**EXERCISE GOAL:**
Lines with the string "Access" are to be identified in the listing and copied.

**INPUT RECORDS:**
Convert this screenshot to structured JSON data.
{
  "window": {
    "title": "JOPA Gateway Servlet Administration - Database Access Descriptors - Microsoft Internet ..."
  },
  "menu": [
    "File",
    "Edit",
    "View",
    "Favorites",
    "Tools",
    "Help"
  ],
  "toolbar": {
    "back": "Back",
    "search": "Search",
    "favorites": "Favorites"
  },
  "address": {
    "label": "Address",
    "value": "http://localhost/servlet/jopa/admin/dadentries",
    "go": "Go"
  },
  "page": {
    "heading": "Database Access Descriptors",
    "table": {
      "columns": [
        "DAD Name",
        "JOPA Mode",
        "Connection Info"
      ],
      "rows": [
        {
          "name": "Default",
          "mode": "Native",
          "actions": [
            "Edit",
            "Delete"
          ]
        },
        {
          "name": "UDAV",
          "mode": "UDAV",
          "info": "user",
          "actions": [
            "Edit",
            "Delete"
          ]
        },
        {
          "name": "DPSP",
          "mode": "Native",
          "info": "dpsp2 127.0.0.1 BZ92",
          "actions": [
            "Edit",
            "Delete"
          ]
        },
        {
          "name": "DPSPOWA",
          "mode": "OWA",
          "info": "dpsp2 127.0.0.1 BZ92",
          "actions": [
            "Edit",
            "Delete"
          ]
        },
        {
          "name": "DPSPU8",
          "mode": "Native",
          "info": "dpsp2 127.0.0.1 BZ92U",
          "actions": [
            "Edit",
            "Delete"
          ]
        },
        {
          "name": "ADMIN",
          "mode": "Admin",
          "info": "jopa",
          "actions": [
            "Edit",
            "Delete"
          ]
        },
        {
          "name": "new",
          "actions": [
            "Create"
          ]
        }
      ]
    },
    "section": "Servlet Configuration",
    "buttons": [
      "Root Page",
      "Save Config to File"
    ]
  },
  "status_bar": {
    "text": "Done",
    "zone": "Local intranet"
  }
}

**SOLUTION TO THE PROBLEM:**
    "title": "JOPA Gateway Servlet Administration - Database Access Descriptors - Microsoft Internet ..."
    "heading": "Database Access Descriptors",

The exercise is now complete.